> Recorded data:
+--

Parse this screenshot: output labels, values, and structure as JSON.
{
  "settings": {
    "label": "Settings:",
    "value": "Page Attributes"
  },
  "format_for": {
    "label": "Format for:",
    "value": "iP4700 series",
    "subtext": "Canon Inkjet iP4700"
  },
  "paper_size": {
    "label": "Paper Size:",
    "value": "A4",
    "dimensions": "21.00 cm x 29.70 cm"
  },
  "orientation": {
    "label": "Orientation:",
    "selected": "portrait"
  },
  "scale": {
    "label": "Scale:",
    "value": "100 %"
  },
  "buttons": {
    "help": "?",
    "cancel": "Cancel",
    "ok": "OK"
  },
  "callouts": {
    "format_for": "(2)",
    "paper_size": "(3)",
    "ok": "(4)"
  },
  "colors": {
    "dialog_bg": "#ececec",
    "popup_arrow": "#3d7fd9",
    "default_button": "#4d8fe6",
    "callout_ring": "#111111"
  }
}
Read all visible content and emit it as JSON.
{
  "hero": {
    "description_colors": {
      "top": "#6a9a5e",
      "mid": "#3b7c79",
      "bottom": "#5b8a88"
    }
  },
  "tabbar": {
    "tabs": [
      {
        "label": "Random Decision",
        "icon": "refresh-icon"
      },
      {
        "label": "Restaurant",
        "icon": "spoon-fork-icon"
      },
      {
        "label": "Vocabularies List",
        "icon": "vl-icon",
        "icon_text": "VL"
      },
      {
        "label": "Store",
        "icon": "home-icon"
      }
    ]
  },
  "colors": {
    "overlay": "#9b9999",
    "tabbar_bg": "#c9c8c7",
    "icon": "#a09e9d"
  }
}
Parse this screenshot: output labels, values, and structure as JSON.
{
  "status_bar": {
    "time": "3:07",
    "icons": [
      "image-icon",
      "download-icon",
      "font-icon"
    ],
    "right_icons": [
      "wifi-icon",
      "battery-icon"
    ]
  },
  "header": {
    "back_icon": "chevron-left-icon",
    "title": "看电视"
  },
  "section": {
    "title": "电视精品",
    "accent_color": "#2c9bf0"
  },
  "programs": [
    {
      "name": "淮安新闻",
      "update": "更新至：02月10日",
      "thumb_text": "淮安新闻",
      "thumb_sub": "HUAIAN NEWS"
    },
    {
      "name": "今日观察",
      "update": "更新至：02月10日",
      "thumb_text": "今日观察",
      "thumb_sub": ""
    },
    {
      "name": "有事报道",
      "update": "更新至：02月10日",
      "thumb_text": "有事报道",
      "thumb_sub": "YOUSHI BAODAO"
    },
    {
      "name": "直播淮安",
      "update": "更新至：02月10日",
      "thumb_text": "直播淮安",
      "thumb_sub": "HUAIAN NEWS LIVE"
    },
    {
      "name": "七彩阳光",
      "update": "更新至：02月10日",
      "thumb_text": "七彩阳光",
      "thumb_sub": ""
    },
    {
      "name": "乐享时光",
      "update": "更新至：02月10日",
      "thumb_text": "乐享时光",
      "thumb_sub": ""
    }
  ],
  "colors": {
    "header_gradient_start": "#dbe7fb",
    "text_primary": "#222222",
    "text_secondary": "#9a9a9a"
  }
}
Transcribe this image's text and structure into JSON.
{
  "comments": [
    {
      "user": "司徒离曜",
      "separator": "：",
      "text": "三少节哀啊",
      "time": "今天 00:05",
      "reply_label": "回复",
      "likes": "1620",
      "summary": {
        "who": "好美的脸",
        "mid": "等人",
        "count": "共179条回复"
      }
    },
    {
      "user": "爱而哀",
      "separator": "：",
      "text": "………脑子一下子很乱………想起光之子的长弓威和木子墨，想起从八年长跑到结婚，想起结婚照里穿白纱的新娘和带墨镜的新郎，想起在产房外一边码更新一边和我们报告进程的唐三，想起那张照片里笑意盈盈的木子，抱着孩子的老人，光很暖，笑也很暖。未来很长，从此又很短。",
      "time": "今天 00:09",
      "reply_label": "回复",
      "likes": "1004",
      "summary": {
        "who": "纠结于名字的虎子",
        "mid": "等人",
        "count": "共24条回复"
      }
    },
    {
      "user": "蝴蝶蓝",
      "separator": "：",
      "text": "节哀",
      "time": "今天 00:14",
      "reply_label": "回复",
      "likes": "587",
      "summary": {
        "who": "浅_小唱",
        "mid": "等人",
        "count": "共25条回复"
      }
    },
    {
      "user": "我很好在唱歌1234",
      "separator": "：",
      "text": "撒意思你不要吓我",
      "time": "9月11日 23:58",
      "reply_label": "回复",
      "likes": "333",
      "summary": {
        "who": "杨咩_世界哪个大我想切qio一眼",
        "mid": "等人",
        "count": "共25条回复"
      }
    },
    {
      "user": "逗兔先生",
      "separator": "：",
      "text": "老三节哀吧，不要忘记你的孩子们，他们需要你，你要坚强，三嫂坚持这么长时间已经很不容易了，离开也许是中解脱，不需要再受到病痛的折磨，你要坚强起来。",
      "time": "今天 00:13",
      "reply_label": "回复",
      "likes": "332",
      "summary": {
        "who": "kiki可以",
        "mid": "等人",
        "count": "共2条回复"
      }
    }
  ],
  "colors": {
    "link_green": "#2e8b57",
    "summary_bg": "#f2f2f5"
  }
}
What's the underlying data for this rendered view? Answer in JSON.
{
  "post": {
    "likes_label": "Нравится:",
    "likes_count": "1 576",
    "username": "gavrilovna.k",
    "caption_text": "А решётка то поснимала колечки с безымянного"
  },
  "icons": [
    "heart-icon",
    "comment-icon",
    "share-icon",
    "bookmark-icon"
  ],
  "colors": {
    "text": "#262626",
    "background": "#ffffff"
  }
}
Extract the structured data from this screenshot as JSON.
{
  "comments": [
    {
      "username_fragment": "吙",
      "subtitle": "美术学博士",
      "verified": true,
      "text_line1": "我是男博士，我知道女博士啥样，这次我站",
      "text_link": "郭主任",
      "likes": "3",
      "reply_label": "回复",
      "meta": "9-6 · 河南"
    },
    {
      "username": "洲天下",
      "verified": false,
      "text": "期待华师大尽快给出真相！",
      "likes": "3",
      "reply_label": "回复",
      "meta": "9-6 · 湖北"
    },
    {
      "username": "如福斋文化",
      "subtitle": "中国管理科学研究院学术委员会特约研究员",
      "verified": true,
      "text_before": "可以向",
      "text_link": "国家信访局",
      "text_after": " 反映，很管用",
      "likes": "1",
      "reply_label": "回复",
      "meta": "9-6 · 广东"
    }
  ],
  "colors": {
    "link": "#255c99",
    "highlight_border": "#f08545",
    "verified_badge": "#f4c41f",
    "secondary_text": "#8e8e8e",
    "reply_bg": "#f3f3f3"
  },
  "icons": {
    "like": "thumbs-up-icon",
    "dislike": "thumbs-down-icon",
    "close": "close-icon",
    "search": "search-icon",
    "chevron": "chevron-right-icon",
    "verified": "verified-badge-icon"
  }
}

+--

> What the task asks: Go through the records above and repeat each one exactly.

> Answer box:
Parse this screenshot: output labels, values, and structure as JSON.
{
  "settings": {
    "label": "Settings:",
    "value": "Page Attributes"
  },
  "format_for": {
    "label": "Format for:",
    "value": "iP4700 series",
    "subtext": "Canon Inkjet iP4700"
  },
  "paper_size": {
    "label": "Paper Size:",
    "value": "A4",
    "dimensions": "21.00 cm x 29.70 cm"
  },
  "orientation": {
    "label": "Orientation:",
    "selected": "portrait"
  },
  "scale": {
    "label": "Scale:",
    "value": "100 %"
  },
  "buttons": {
    "help": "?",
    "cancel": "Cancel",
    "ok": "OK"
  },
  "callouts": {
    "format_for": "(2)",
    "paper_size": "(3)",
    "ok": "(4)"
  },
  "colors": {
    "dialog_bg": "#ececec",
    "popup_arrow": "#3d7fd9",
    "default_button": "#4d8fe6",
    "callout_ring": "#111111"
  }
}
Read all visible content and emit it as JSON.
{
  "hero": {
    "description_colors": {
      "top": "#6a9a5e",
      "mid": "#3b7c79",
      "bottom": "#5b8a88"
    }
  },
  "tabbar": {
    "tabs": [
      {
        "label": "Random Decision",
        "icon": "refresh-icon"
      },
      {
        "label": "Restaurant",
        "icon": "spoon-fork-icon"
      },
      {
        "label": "Vocabularies List",
        "icon": "vl-icon",
        "icon_text": "VL"
      },
      {
        "label": "Store",
        "icon": "home-icon"
      }
    ]
  },
  "colors": {
    "overlay": "#9b9999",
    "tabbar_bg": "#c9c8c7",
    "icon": "#a09e9d"
  }
}
Parse this screenshot: output labels, values, and structure as JSON.
{
  "status_bar": {
    "time": "3:07",
    "icons": [
      "image-icon",
      "download-icon",
      "font-icon"
    ],
    "right_icons": [
      "wifi-icon",
      "battery-icon"
    ]
  },
  "header": {
    "back_icon": "chevron-left-icon",
    "title": "看电视"
  },
  "section": {
    "title": "电视精品",
    "accent_color": "#2c9bf0"
  },
  "programs": [
    {
      "name": "淮安新闻",
      "update": "更新至：02月10日",
      "thumb_text": "淮安新闻",
      "thumb_sub": "HUAIAN NEWS"
    },
    {
      "name": "今日观察",
      "update": "更新至：02月10日",
      "thumb_text": "今日观察",
      "thumb_sub": ""
    },
    {
      "name": "有事报道",
      "update": "更新至：02月10日",
      "thumb_text": "有事报道",
      "thumb_sub": "YOUSHI BAODAO"
    },
    {
      "name": "直播淮安",
      "update": "更新至：02月10日",
      "thumb_text": "直播淮安",
      "thumb_sub": "HUAIAN NEWS LIVE"
    },
    {
      "name": "七彩阳光",
      "update": "更新至：02月10日",
      "thumb_text": "七彩阳光",
      "thumb_sub": ""
    },
    {
      "name": "乐享时光",
      "update": "更新至：02月10日",
      "thumb_text": "乐享时光",
      "thumb_sub": ""
    }
  ],
  "colors": {
    "header_gradient_start": "#dbe7fb",
    "text_primary": "#222222",
    "text_secondary": "#9a9a9a"
  }
}
Transcribe this image's text and structure into JSON.
{
  "comments": [
    {
      "user": "司徒离曜",
      "separator": "：",
      "text": "三少节哀啊",
      "time": "今天 00:05",
      "reply_label": "回复",
      "likes": "1620",
      "summary": {
        "who": "好美的脸",
        "mid": "等人",
        "count": "共179条回复"
      }
    },
    {
      "user": "爱而哀",
      "separator": "：",
      "text": "………脑子一下子很乱………想起光之子的长弓威和木子墨，想起从八年长跑到结婚，想起结婚照里穿白纱的新娘和带墨镜的新郎，想起在产房外一边码更新一边和我们报告进程的唐三，想起那张照片里笑意盈盈的木子，抱着孩子的老人，光很暖，笑也很暖。未来很长，从此又很短。",
      "time": "今天 00:09",
      "reply_label": "回复",
      "likes": "1004",
      "summary": {
        "who": "纠结于名字的虎子",
        "mid": "等人",
        "count": "共24条回复"
      }
    },
    {
      "user": "蝴蝶蓝",
      "separator": "：",
      "text": "节哀",
      "time": "今天 00:14",
      "reply_label": "回复",
      "likes": "587",
      "summary": {
        "who": "浅_小唱",
        "mid": "等人",
        "count": "共25条回复"
      }
    },
    {
      "user": "我很好在唱歌1234",
      "separator": "：",
      "text": "撒意思你不要吓我",
      "time": "9月11日 23:58",
      "reply_label": "回复",
      "likes": "333",
      "summary": {
        "who": "杨咩_世界哪个大我想切qio一眼",
        "mid": "等人",
        "count": "共25条回复"
      }
    },
    {
      "user": "逗兔先生",
      "separator": "：",
      "text": "老三节哀吧，不要忘记你的孩子们，他们需要你，你要坚强，三嫂坚持这么长时间已经很不容易了，离开也许是中解脱，不需要再受到病痛的折磨，你要坚强起来。",
      "time": "今天 00:13",
      "reply_label": "回复",
      "likes": "332",
      "summary": {
        "who": "kiki可以",
        "mid": "等人",
        "count": "共2条回复"
      }
    }
  ],
  "colors": {
    "link_green": "#2e8b57",
    "summary_bg": "#f2f2f5"
  }
}
What's the underlying data for this rendered view? Answer in JSON.
{
  "post": {
    "likes_label": "Нравится:",
    "likes_count": "1 576",
    "username": "gavrilovna.k",
    "caption_text": "А решётка то поснимала колечки с безымянного"
  },
  "icons": [
    "heart-icon",
    "comment-icon",
    "share-icon",
    "bookmark-icon"
  ],
  "colors": {
    "text": "#262626",
    "background": "#ffffff"
  }
}
Extract the structured data from this screenshot as JSON.
{
  "comments": [
    {
      "username_fragment": "吙",
      "subtitle": "美术学博士",
      "verified": true,
      "text_line1": "我是男博士，我知道女博士啥样，这次我站",
      "text_link": "郭主任",
      "likes": "3",
      "reply_label": "回复",
      "meta": "9-6 · 河南"
    },
    {
      "username": "洲天下",
      "verified": false,
      "text": "期待华师大尽快给出真相！",
      "likes": "3",
      "reply_label": "回复",
      "meta": "9-6 · 湖北"
    },
    {
      "username": "如福斋文化",
      "subtitle": "中国管理科学研究院学术委员会特约研究员",
      "verified": true,
      "text_before": "可以向",
      "text_link": "国家信访局",
      "text_after": " 反映，很管用",
      "likes": "1",
      "reply_label": "回复",
      "meta": "9-6 · 广东"
    }
  ],
  "colors": {
    "link": "#255c99",
    "highlight_border": "#f08545",
    "verified_badge": "#f4c41f",
    "secondary_text": "#8e8e8e",
    "reply_bg": "#f3f3f3"
  },
  "icons": {
    "like": "thumbs-up-icon",
    "dislike": "thumbs-down-icon",
    "close": "close-icon",
    "search": "search-icon",
    "chevron": "chevron-right-icon",
    "verified": "verified-badge-icon"
  }
}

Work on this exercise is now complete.